A "folder", in LR, is really a "catalog", because LR needs to import image into first. No it isn't.
Note the quotes. I never said it's a file system folder or the like. A "folder" is just a container for "documents" to be kept together for some reason.
In LR, the "documents" are the images, and the "container" is the catalog. What LR got rid of, is the hiearchical structure of "folders within folders", because such a structure is not flexible. You can open a single "folder" (catalog) at a time, exactly like in any file browser you can usually work on a single folder at a time (not many let you work on subfolders also at the same time, because it can be confusing for most users). Then you use the documents attributes to search, access, and organize them the way you like, without having an inflexible hierarchical structure like a file sytem has.
Back in the old days when document were really stored in folders within drawers, many complex "indexing and retrieval" techniques were developed to access them when a seach implied the need to access several documents across different folders and drawers, because a physical storage can't be multidimensional, and storing different copies in different hiearchies is not usually an option because it would require more space, and they could easily get "out of sync".
The first databases adopted the same hierarchical model.
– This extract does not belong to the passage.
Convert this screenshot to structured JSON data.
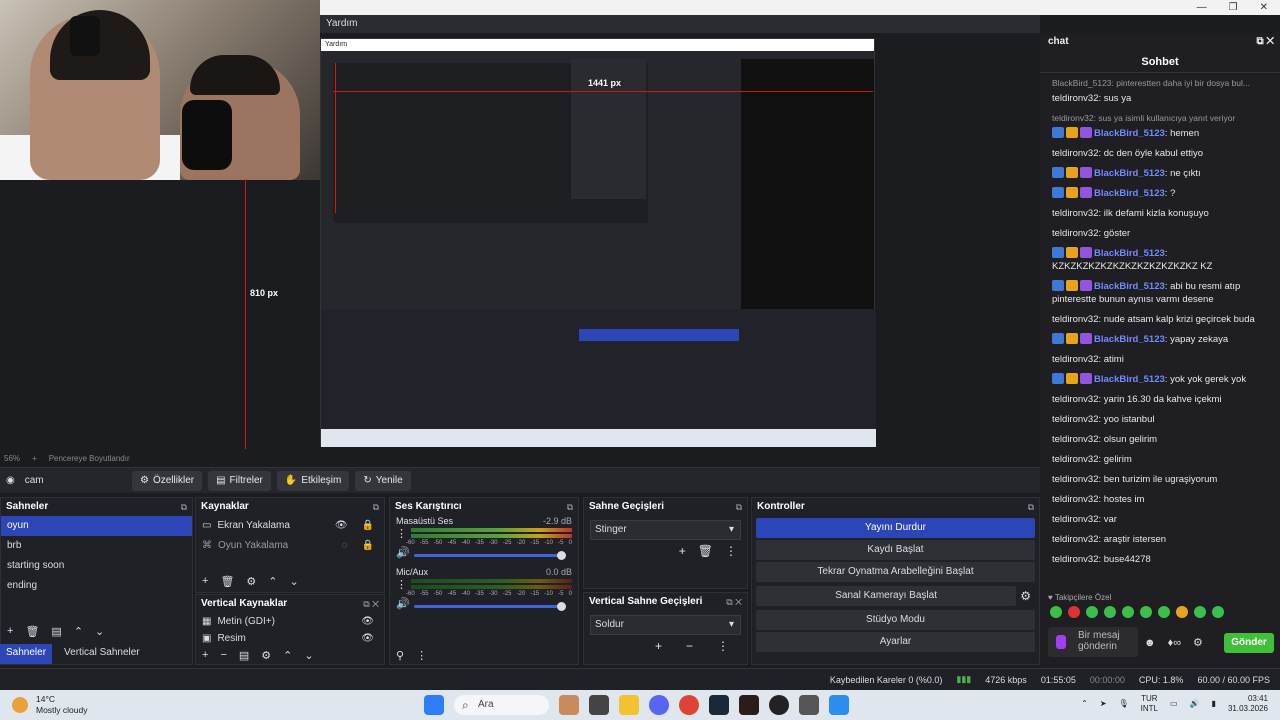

Then, one day (in the '70s), a man called Ted Codd, working than for IBM, proposed a radically different model, the "relational" one. In this model data are not linked (and seached) by parent/child strict relations only, but can be linked (and searched) using different relations based on the data "attributes".
For data that don't have a single search/access path, this method is far more flexible and faster. Actually, a file sytem is a hierarchical database. Where you can get lost, that's why most moder OS index it into a far more manageable database to allow for "find" queries based on file attributes like date, type, contents... in theory a far different file system could be designed, Microsfot thought about it - a file system based on the SQL Server engine.
The image "documents" exist in exactly the same entity in LR and Aperture, both allow you to form your own folder structure or rely on the program to create a year-month-day based folder structure to contain the image "documents".
You can reference those images alone if you either apply specific exif on import or if you apply a year month day search.
Both programs work the same. You can use a more intuitive folder naming strategy that enables simple location outside the proprietary database, or you can throw your lot in with the database and rely on that to keep track of everything thereby letting go of the ability to make any image location unless you know the specific date the camera calender was set to for that image.
I think most people find the more intuitive route more intuitive, but to be sure, you can make both programs work identically from an image "document", folder, database "catalog" point of view. Indeed it doesn't impact either program if you have 10,000 images one in each of 10,000 separate folders, or one folder with all 10,000 images in it. For technical reasons the later is rarely used because document/image extensions get repeated too frequently without further import management.